The US special operations community faces a morale challenge as the shift from direct combat operations to non-kinetic campaigning in the era of great power competition raises questions about their roles and significance.
According to Rear Adm. Jeromy Williams, commander of US Special Operations Command Pacific, there is a “moral challenge” within parts of the US special operations community. The shift from direct combat operations in the Middle East to a focus on “campaigning” in the era of great power competition has left some personnel questioning their roles. Williams acknowledged that the transition to non-kinetic special operations responsibilities, such as training and establishing relationships with foreign partners, poses challenges for operators with less experience in competition. However, Gen. Bryan Fenton, head of US Special Operations Command, stated that he has not personally seen or heard of any morale issues. While counterterrorism and crisis response operations continue, the White House and Pentagon have shifted their attention to nation-states like Russia and China. Partner relationship-building has become a renewed focus, and the importance of partnerships and trust-building was emphasized as a means to counter global threats.
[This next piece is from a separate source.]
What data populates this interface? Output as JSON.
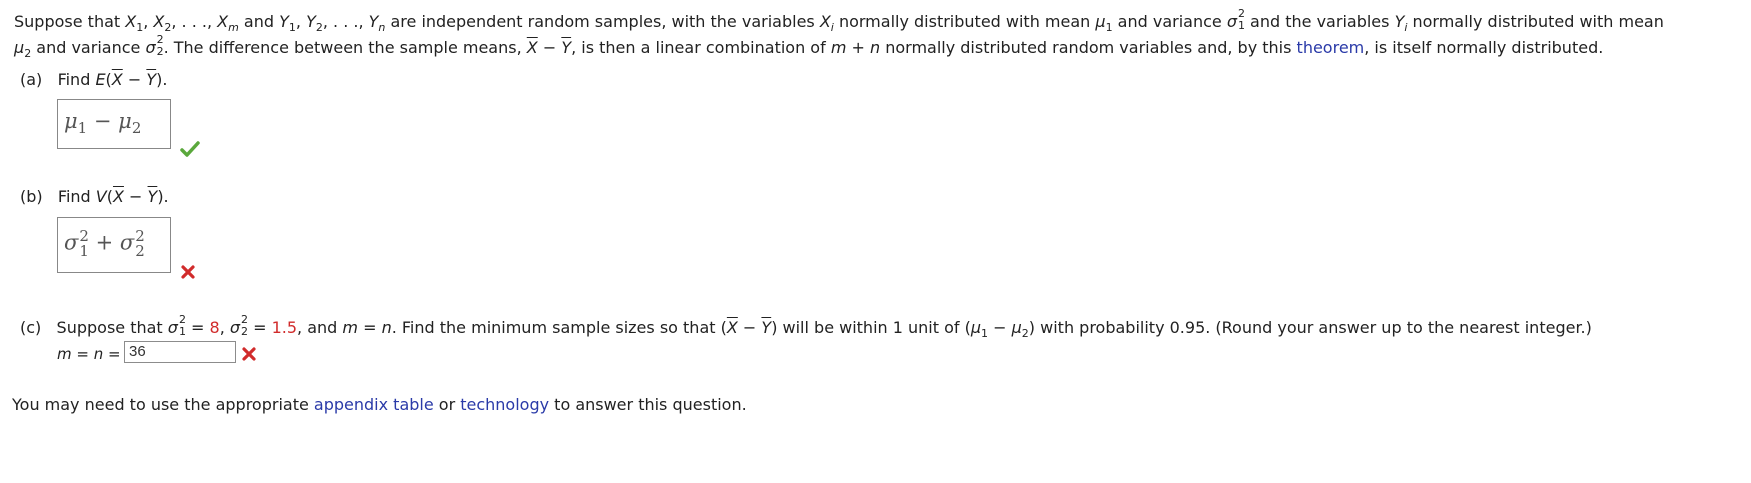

Some leaders on a panel acknowledged the need to reassure special operations personnel about their importance in the new strategic landscape and to emphasize the significance of their missions.